LINDSBORG — Given its many Swedish-themed festivals, it is not unusual to see people in Lindsborg donning period garb to sing, dance and play. The city recently adopted an official costume designed by Tara Killingsworth and Carla Wilson — the Svensk Folkdräkt.

The two women met shortly after Killingsworth opened The Ivory Thimble in Lindsborg. Wilson brought in a pile of Swedish folk costume patterns she collected over the years and plunked it down on the counter.

“I said, ‘you have to know this — this is going to be big for you,’” Wilson said.

“I do costume design,” Killingsworth acknowledged. “I can do anything for people, and people in Lindsborg need a lot of Swedish costumes.”

The pair would confer together, bringing Killingsworth’s knowledge of fabrics and fashion together with Wilson’s familiarity with Swedish history.

“We had a really good combination of knowledge,” Wilson said.

Then, an idea for a Lindsborg folk costume was born.

“(Killingsworth) approached me last November and said ‘I want to design a Lindsborg Swedish costume, will you co-design it with me,’” Wilson said.

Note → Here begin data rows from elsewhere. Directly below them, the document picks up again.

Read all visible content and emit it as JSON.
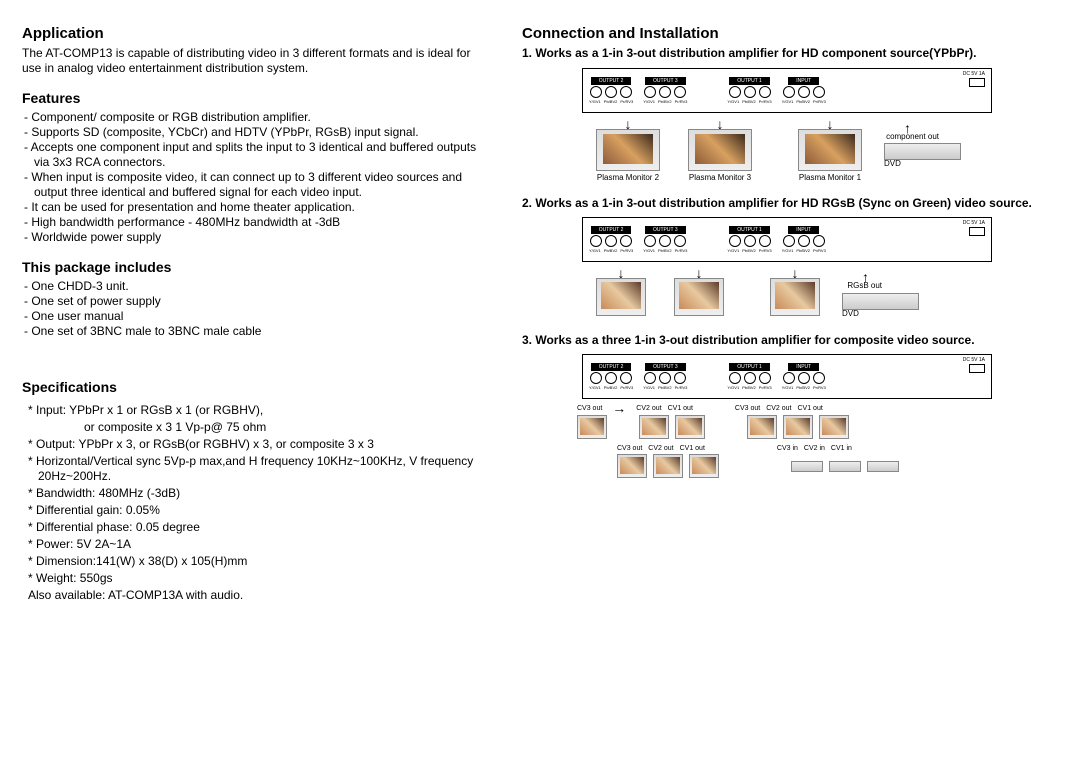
{
  "left": {
    "h_app": "Application",
    "app_text": "The AT-COMP13 is capable of distributing video in 3 different  formats and is ideal for use in analog video entertainment distribution system.",
    "h_feat": "Features",
    "features": [
      "- Component/ composite or RGB distribution amplifier.",
      "- Supports SD (composite, YCbCr) and HDTV (YPbPr, RGsB) input signal.",
      "- Accepts one component input and splits the input to 3 identical and buffered outputs via 3x3 RCA connectors.",
      "- When input is composite video, it can connect up to 3 different video sources and output three identical and buffered signal for each video input.",
      "- It can be used for presentation and home theater application.",
      "- High bandwidth performance - 480MHz bandwidth at -3dB",
      "- Worldwide power supply"
    ],
    "h_pkg": "This package includes",
    "package": [
      "- One CHDD-3 unit.",
      "- One set of power supply",
      "- One user manual",
      "- One set of 3BNC male to 3BNC male cable"
    ],
    "h_spec": "Specifications",
    "spec1": "* Input: YPbPr x 1 or RGsB x 1 (or RGBHV),",
    "spec1b": "or composite x 3  1 Vp-p@ 75 ohm",
    "spec2": "* Output: YPbPr x 3, or RGsB(or RGBHV) x 3, or composite 3 x 3",
    "spec3": "* Horizontal/Vertical sync 5Vp-p max,and H frequency 10KHz~100KHz, V frequency 20Hz~200Hz.",
    "spec4": "* Bandwidth: 480MHz (-3dB)",
    "spec5": "* Differential gain: 0.05%",
    "spec6": "* Differential phase: 0.05 degree",
    "spec7": "* Power: 5V 2A~1A",
    "spec8": "* Dimension:141(W) x 38(D) x 105(H)mm",
    "spec9": "* Weight: 550gs",
    "spec10": "Also available: AT-COMP13A with audio."
  },
  "right": {
    "h_conn": "Connection and Installation",
    "mode1": "1. Works as a 1-in 3-out distribution amplifier for HD component source(YPbPr).",
    "mode2": "2. Works as a 1-in 3-out distribution amplifier for HD RGsB (Sync on Green) video source.",
    "mode3": "3. Works as a three 1-in 3-out distribution amplifier for composite video source.",
    "panel": {
      "out2": "OUTPUT 2",
      "out3": "OUTPUT 3",
      "out1": "OUTPUT 1",
      "in": "INPUT",
      "dc": "DC 5V 1A",
      "j1": "Y/GV1",
      "j2": "Pb/BV2",
      "j3": "Pr/RV3"
    },
    "labels": {
      "pm1": "Plasma Monitor 1",
      "pm2": "Plasma Monitor 2",
      "pm3": "Plasma Monitor 3",
      "dvd": "DVD",
      "comp": "component out",
      "rgsb": "RGsB out",
      "cvin": [
        "CV3 in",
        "CV2 in",
        "CV1 in"
      ],
      "cvout": [
        "CV3 out",
        "CV2 out",
        "CV1 out"
      ]
    }
  }
}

Killingsworth and Wilson researched rural clothing, both Swedish and American, from 1867-1900.

“Right away, we both really wanted the costumes to represent both our Swedish and American heritage,” Wilson said.

The women’s outfit includes a high-collared white blouse and green ankle-length skirt over which are worn a yellow linen vest trimmed in blue and a white apron with a floral design. The men’s costume consists of olive green trousers and a white shirt worn underneath a red vest. Both men and women include a red patterned neck rag in their ensembles. Women, girls and boys (who don knee-length trousers) also wear white stockings.

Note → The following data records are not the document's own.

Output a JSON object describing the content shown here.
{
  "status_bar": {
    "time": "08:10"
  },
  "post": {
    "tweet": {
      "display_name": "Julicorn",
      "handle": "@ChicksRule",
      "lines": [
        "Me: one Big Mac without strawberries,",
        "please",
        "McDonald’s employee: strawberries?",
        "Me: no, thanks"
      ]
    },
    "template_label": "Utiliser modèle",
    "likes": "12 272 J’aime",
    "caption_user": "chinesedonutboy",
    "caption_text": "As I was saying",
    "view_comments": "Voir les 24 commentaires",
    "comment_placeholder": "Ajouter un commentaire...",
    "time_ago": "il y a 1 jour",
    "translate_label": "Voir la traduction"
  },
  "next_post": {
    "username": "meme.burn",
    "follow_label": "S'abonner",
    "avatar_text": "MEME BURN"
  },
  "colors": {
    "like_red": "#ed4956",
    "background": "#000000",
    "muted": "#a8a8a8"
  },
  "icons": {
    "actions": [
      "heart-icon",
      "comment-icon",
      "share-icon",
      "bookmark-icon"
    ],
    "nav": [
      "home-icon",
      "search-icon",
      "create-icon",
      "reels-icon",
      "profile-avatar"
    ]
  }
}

“We asked people what reminded them of the Smoky Valley,” Killingsworth said. “That yellow, red and green, those were all colors that people threw out there.”

The outfits are accented with silver buttons resembling smashed buffalo-head nickels.

“The costume’s colors, cuts, fabrics — even the hats and buttons — tell a vivid story at a glance of our history and culture, both Swedish and American,” said Lindsborg Mayor Becky Anderson in proclaiming Lindsborg’s Svensk Folkdräkt on May 7. 

Beyond being colorful, function was a major consideration in the costume’s design. In the 1800s, neck rags, usually made of silk, could be used to strain water for drinking, mark a trail or be used as a sling or tourniquet.

“They would have used a neck rag on the farm all the time,” Killingsworth said.

The blue kick hem on the skirt can be replaced as it accumulates dirt and wear from use.

“It just adds new life to the skirt and you get more years out of it,” Wilson said.

Both women emphasized that what makes the costume special to Lindsborg is the design and the colors.

“We’re actually encouraging groups to make slight changes,” Wilson said. “...I think that makes the costumes fun to wear.”

Those who have costume passed from earlier generations or made to reflect a person’s heritage from a particular Swedish province are still welcomed in Lindsborg. For others who are new to the community and may not have Swedish heritage — like Wilson and Killingsworth — wearing the official Lindsborg costume gives them the chance to identify with the town.

“You may not be able to find this exact fabric that we used anymore, but you can use something that’s the same color,” Killingsworth said.

Hats can also be customized to be made from wool, straw or cloth, as the season dictates, and colors may be chosen to represent sacred and secular groups.

“We thought that’s a part of the costume we can leave up to individuals,” Wilson said.

Killingsworth and Wilson want to offer printed patterns for Lindsborg’s Svensk Folkdräkt in time for the sesquicentennial year. 

They estimate it will take $20,000 to develop instructions and illustrations, digitize the pattern pieces in several sizes for men’s, women’s and children’s costumes and print the patterns for others to use.

“We really do want it to be user-friendly,” Killingsworth said.

Once the patterns can be offered for sale, those proceeds will fund development of accompanying period coats.

The launch of the costume’s design is timely, with the community’s 150th anniversary coming up in 2019, a year in which Lindsborg will also hold its Svensk Hyllningsfest.

To learn more about the Lindsborg Swedish folk costume, contact Killingsworth at 785-212-1925 or theivorythimble@gmail.com or Wilson at 785-212-0614 or wilflipper@gmail.com.